Day 1 saw me facilitating a poetry workshop at the Benwisken Centre in Sligo with a few other fools for poetry. Gathered by a fire we had some creative sparks, we fed the flames with shared techniques and thoughts.
My own thoughts were echoed by Poetry Ireland’s logo that arrived in an email on 31st March – Poetry Connects. The older I get the more I find that connection is a kind of cure all for what ails the world. More, poetry has a way of being both. It weds what Eavan Boland calls the ‘I’ and the ‘We.’ Or, another way, the personal and universal.
So after three hours and a shared lunch we set off for landscape, some of which fed W. B. Yeats’ own poetry. Some, which we hoped, would inspire our own poems. We walked the glen around the mill ruins of Gleniff. We drove passed Diarmuid and Grainne’s Cave on the Horseshoe Drive; the fairy door was open. The poets went to the ocean at Streedagh as the tide went out and we picked up fossils and held eons in our hands. We stopped for tea and coffee at Glencar and then walked up to the waterfall that figures in the imaginings of Yeat’s poem Stolen Child.
I found that ‘the line’, the hook, eluded me yesterday. I did write a verse, completely off workshop topic.
There is no shame
Even when the tutor blames herself
for lack of application.
For it is not for want
Perhaps the brain’s gone lame?
Or am I just a poet dilletante

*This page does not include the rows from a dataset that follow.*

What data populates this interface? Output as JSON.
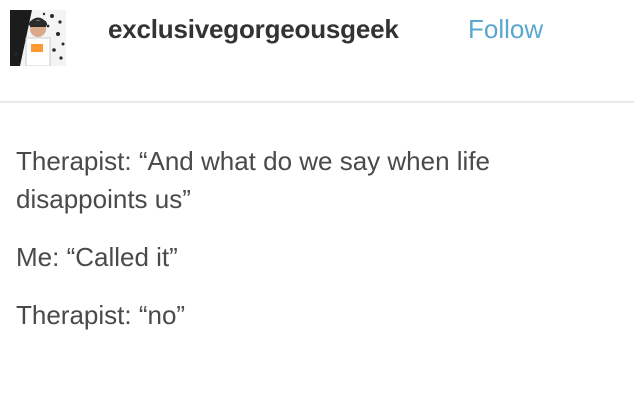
{
  "header": {
    "username": "exclusivegorgeousgeek",
    "follow_label": "Follow"
  },
  "post": {
    "lines": [
      "Therapist: “And what do we say when life disappoints us”",
      "Me: “Called it”",
      "Therapist: “no”"
    ]
  },
  "colors": {
    "follow_link": "#5aa7cf",
    "username": "#333333",
    "body_text": "#4a4a4a",
    "divider": "#e9e9e9"
  }
}
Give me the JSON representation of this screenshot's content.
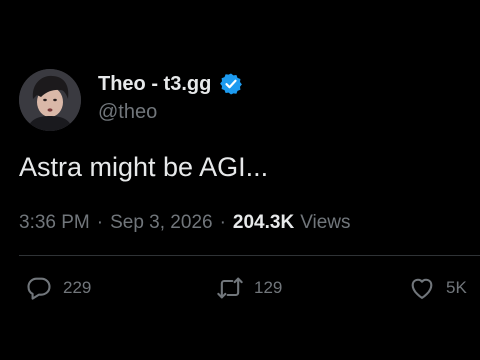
{
  "author": {
    "display_name": "Theo - t3.gg",
    "handle": "@theo",
    "verified": true,
    "verified_color": "#1d9bf0",
    "avatar": "person-avatar"
  },
  "tweet": {
    "text": "Astra might be AGI..."
  },
  "meta": {
    "time": "3:36 PM",
    "separator": "·",
    "date": "Sep 3, 2026",
    "views_count": "204.3K",
    "views_label": "Views"
  },
  "actions": {
    "reply": {
      "icon": "reply-icon",
      "count": "229"
    },
    "retweet": {
      "icon": "retweet-icon",
      "count": "129"
    },
    "like": {
      "icon": "heart-icon",
      "count": "5K"
    }
  },
  "colors": {
    "background": "#000000",
    "text_primary": "#e7e9ea",
    "text_secondary": "#71767b",
    "divider": "#2f3336"
  }
}
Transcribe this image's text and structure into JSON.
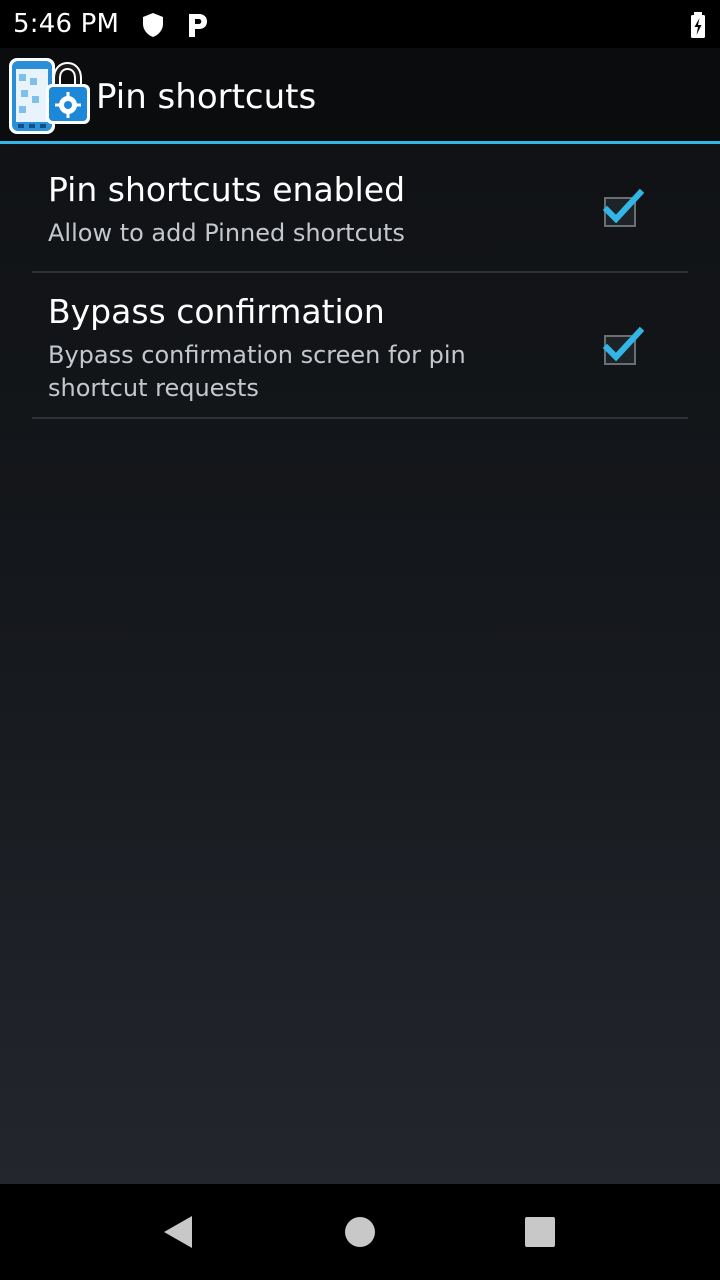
{
  "status_bar": {
    "time": "5:46 PM",
    "icons": [
      "shield-icon",
      "p-icon",
      "battery-charging-icon"
    ]
  },
  "action_bar": {
    "app_icon": "app-phone-lock-icon",
    "title": "Pin shortcuts",
    "accent_color": "#33b5e5"
  },
  "preferences": [
    {
      "title": "Pin shortcuts enabled",
      "summary": "Allow to add Pinned shortcuts",
      "checked": true
    },
    {
      "title": "Bypass confirmation",
      "summary": "Bypass confirmation screen for pin shortcut requests",
      "checked": true
    }
  ],
  "nav_bar": {
    "buttons": [
      "back-icon",
      "home-icon",
      "recents-icon"
    ]
  }
}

dabbling in literary shallows.
For many may toil, but
few may be hallowed
scribbling across this blank page floor.